→ WHAT IS NEEDED
Your task is to return the span of lines beginning at the one with "Transcribe this image's" and ending at the last line of the data, exactly as it stands.

(Excerpts from an interface dataset)
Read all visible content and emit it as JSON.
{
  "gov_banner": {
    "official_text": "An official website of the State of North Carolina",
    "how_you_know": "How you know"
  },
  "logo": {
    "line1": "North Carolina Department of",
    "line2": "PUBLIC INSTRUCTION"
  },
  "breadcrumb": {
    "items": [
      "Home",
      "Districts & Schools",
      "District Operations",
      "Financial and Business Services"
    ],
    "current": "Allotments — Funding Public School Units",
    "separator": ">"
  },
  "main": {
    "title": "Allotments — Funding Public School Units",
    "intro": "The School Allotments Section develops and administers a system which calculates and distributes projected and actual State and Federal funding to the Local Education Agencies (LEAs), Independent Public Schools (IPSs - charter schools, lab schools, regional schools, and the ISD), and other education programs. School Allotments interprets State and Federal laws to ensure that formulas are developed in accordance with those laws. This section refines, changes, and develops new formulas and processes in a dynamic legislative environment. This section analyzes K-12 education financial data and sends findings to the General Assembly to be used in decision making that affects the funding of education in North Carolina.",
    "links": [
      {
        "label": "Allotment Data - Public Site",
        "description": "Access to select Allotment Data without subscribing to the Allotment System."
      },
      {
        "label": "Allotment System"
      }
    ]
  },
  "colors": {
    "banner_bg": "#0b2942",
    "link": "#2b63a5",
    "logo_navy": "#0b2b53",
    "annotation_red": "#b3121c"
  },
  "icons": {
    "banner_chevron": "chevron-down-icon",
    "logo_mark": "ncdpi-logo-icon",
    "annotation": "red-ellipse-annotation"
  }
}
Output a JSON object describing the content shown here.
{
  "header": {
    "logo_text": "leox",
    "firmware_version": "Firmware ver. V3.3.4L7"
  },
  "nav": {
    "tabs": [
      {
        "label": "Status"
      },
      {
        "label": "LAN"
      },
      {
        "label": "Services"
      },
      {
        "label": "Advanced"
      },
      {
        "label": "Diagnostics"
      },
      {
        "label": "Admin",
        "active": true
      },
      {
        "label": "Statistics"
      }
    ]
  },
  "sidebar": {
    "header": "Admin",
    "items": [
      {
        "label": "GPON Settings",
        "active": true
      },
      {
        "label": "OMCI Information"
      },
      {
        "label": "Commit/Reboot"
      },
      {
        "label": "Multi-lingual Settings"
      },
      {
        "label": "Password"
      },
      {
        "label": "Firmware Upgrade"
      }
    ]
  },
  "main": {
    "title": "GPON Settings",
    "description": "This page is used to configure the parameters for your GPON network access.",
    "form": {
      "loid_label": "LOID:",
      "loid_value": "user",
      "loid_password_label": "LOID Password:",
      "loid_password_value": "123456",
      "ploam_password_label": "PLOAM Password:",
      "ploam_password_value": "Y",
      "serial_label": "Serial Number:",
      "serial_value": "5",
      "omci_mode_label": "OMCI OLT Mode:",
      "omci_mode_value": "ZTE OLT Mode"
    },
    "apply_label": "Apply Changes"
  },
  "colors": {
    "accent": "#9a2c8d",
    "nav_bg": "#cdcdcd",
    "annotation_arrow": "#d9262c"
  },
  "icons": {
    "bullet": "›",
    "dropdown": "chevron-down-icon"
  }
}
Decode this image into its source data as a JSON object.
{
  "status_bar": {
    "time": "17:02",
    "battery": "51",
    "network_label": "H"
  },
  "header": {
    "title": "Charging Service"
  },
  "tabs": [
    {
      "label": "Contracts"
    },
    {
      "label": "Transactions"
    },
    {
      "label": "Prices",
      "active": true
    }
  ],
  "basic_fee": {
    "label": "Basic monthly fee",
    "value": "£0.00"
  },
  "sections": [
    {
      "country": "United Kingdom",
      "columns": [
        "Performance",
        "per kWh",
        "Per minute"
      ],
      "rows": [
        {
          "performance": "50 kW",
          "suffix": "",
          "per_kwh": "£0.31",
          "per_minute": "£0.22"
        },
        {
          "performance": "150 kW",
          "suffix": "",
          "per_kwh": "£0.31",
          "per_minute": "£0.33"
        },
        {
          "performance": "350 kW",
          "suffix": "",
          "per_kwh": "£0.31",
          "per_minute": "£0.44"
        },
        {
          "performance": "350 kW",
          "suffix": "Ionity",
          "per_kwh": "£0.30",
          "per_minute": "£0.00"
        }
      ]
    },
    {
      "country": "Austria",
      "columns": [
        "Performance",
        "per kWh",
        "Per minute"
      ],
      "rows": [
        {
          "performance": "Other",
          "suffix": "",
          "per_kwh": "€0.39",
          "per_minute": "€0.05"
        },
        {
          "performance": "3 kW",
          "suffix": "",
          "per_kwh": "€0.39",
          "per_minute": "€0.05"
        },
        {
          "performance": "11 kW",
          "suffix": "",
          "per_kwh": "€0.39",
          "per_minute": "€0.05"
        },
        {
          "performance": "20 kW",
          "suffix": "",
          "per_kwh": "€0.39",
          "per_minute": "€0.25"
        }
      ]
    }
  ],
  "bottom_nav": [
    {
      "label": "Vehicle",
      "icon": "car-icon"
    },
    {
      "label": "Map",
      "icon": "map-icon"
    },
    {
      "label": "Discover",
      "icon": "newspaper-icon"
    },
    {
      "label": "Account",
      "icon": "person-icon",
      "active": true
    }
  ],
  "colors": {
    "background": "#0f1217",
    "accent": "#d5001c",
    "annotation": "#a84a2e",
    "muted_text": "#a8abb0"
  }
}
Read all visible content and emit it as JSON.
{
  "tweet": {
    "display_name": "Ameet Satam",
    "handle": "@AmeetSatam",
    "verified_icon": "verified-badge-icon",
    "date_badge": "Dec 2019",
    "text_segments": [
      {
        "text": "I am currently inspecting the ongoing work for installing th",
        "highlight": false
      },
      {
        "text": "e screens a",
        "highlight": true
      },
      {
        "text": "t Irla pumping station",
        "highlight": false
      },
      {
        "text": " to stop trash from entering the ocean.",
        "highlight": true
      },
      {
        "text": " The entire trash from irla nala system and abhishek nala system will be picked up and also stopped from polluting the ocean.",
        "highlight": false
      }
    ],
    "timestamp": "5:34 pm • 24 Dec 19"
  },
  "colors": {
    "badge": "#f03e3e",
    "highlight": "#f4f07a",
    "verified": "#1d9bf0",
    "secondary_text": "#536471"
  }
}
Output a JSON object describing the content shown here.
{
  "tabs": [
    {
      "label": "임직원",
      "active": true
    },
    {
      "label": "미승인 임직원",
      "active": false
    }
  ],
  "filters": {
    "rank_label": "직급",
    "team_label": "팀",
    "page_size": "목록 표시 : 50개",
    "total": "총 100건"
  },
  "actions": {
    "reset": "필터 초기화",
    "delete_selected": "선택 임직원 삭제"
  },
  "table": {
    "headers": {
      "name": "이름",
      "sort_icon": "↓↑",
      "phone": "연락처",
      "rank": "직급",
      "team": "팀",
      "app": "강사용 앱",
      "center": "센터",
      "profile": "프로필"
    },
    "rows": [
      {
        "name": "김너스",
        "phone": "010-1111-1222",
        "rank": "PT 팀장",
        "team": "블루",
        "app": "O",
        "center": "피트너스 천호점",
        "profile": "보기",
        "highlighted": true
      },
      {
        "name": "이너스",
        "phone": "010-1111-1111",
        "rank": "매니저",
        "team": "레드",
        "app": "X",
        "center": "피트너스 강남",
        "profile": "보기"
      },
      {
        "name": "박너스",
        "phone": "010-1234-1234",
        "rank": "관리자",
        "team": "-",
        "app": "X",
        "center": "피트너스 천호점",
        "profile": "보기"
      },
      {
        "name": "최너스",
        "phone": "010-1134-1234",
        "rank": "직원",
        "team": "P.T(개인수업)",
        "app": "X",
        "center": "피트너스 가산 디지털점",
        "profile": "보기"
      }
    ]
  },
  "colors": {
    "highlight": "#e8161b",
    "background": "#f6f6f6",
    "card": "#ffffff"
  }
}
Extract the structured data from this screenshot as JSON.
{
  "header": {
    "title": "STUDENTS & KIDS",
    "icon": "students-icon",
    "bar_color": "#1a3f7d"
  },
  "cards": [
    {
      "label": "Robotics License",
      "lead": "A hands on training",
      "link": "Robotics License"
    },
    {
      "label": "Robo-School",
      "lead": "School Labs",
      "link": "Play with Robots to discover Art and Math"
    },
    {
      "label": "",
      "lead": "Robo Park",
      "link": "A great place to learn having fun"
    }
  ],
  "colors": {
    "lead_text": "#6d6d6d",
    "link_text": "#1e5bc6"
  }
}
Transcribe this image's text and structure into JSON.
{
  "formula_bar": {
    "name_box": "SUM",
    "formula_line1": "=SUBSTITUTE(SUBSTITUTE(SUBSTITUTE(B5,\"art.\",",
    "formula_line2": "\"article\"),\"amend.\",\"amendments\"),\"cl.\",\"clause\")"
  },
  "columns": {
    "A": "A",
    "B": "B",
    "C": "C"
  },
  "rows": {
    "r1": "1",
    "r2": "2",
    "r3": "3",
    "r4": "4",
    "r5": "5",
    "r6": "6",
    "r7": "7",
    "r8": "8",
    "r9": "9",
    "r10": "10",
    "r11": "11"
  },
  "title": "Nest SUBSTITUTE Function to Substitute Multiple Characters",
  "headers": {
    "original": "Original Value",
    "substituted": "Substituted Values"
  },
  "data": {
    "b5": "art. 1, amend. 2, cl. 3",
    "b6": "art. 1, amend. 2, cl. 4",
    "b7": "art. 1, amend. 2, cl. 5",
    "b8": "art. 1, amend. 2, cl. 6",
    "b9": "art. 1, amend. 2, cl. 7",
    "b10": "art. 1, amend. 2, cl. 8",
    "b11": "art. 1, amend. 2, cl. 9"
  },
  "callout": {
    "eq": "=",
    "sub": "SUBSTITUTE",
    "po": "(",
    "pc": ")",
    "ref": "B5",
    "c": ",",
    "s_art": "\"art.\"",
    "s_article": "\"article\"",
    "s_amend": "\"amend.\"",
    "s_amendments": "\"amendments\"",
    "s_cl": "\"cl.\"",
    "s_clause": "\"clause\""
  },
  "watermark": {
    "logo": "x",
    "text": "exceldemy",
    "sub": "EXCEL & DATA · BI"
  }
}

→ TASK OUTPUT
Transcribe this image's text and structure into JSON.
{
  "formula_bar": {
    "name_box": "SUM",
    "formula_line1": "=SUBSTITUTE(SUBSTITUTE(SUBSTITUTE(B5,\"art.\",",
    "formula_line2": "\"article\"),\"amend.\",\"amendments\"),\"cl.\",\"clause\")"
  },
  "columns": {
    "A": "A",
    "B": "B",
    "C": "C"
  },
  "rows": {
    "r1": "1",
    "r2": "2",
    "r3": "3",
    "r4": "4",
    "r5": "5",
    "r6": "6",
    "r7": "7",
    "r8": "8",
    "r9": "9",
    "r10": "10",
    "r11": "11"
  },
  "title": "Nest SUBSTITUTE Function to Substitute Multiple Characters",
  "headers": {
    "original": "Original Value",
    "substituted": "Substituted Values"
  },
  "data": {
    "b5": "art. 1, amend. 2, cl. 3",
    "b6": "art. 1, amend. 2, cl. 4",
    "b7": "art. 1, amend. 2, cl. 5",
    "b8": "art. 1, amend. 2, cl. 6",
    "b9": "art. 1, amend. 2, cl. 7",
    "b10": "art. 1, amend. 2, cl. 8",
    "b11": "art. 1, amend. 2, cl. 9"
  },
  "callout": {
    "eq": "=",
    "sub": "SUBSTITUTE",
    "po": "(",
    "pc": ")",
    "ref": "B5",
    "c": ",",
    "s_art": "\"art.\"",
    "s_article": "\"article\"",
    "s_amend": "\"amend.\"",
    "s_amendments": "\"amendments\"",
    "s_cl": "\"cl.\"",
    "s_clause": "\"clause\""
  },
  "watermark": {
    "logo": "x",
    "text": "exceldemy",
    "sub": "EXCEL & DATA · BI"
  }
}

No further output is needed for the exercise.